# Available records
------
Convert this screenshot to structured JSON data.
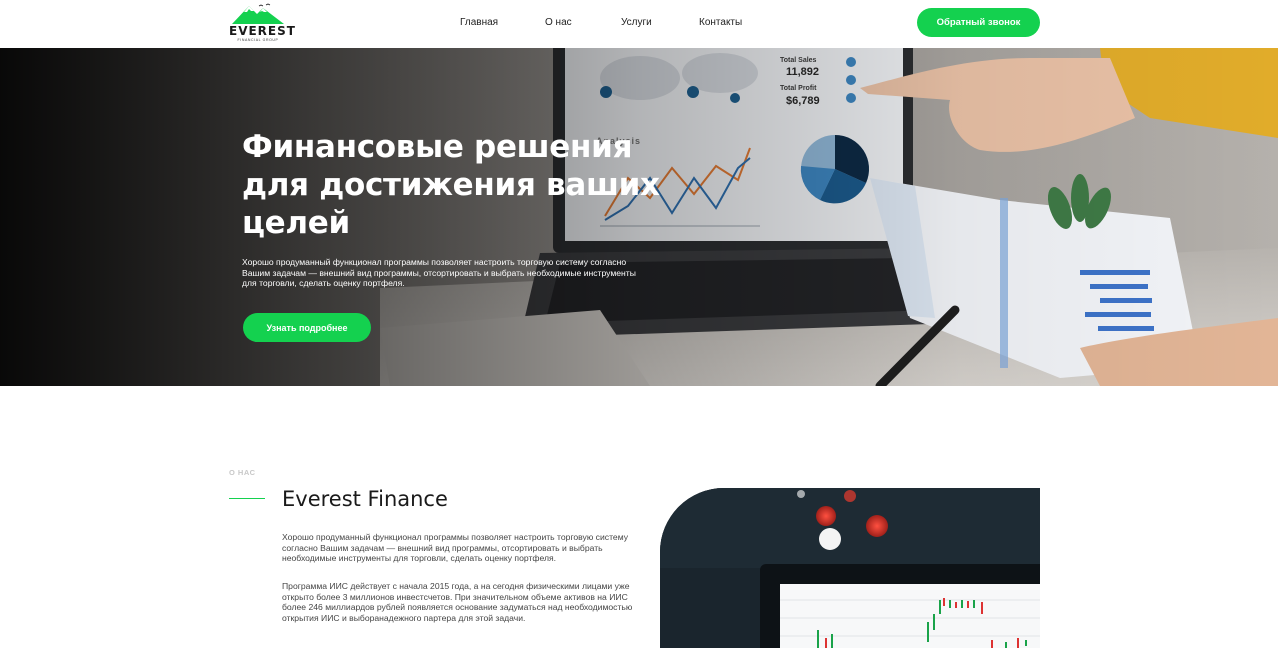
{
  "header": {
    "logo_text": "EVEREST",
    "logo_subtext": "FINANCIAL GROUP",
    "nav": [
      "Главная",
      "О нас",
      "Услуги",
      "Контакты"
    ],
    "cta_label": "Обратный звонок"
  },
  "hero": {
    "title": "Финансовые решения для достижения ваших целей",
    "text": "Хорошо продуманный функционал программы позволяет настроить торговую систему согласно Вашим задачам — внешний вид программы, отсортировать и выбрать необходимые инструменты для торговли, сделать оценку портфеля.",
    "button_label": "Узнать подробнее",
    "screen": {
      "total_sales_label": "Total Sales",
      "total_sales_value": "11,892",
      "total_profit_label": "Total Profit",
      "total_profit_value": "$6,789",
      "analysis_label": "Analysis"
    }
  },
  "about": {
    "eyebrow": "О НАС",
    "title": "Everest Finance",
    "paragraph_1": "Хорошо продуманный функционал программы позволяет настроить торговую систему согласно Вашим задачам — внешний вид программы, отсортировать и выбрать необходимые инструменты для торговли, сделать оценку портфеля.",
    "paragraph_2": "Программа ИИС действует с начала 2015 года, а на сегодня физическими лицами уже открыто более 3 миллионов инвестсчетов. При значительном объеме активов на ИИС более 246 миллиардов рублей появляется основание задуматься над необходимостью открытия ИИС и выборанадежного партера для этой задачи."
  },
  "colors": {
    "accent": "#14d14f",
    "hero_overlay": "#111111",
    "eyebrow": "#c8c8c8"
  }
}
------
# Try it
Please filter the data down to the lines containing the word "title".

# Your response
    "title": "Финансовые решения для достижения ваших целей",
    "title": "Everest Finance",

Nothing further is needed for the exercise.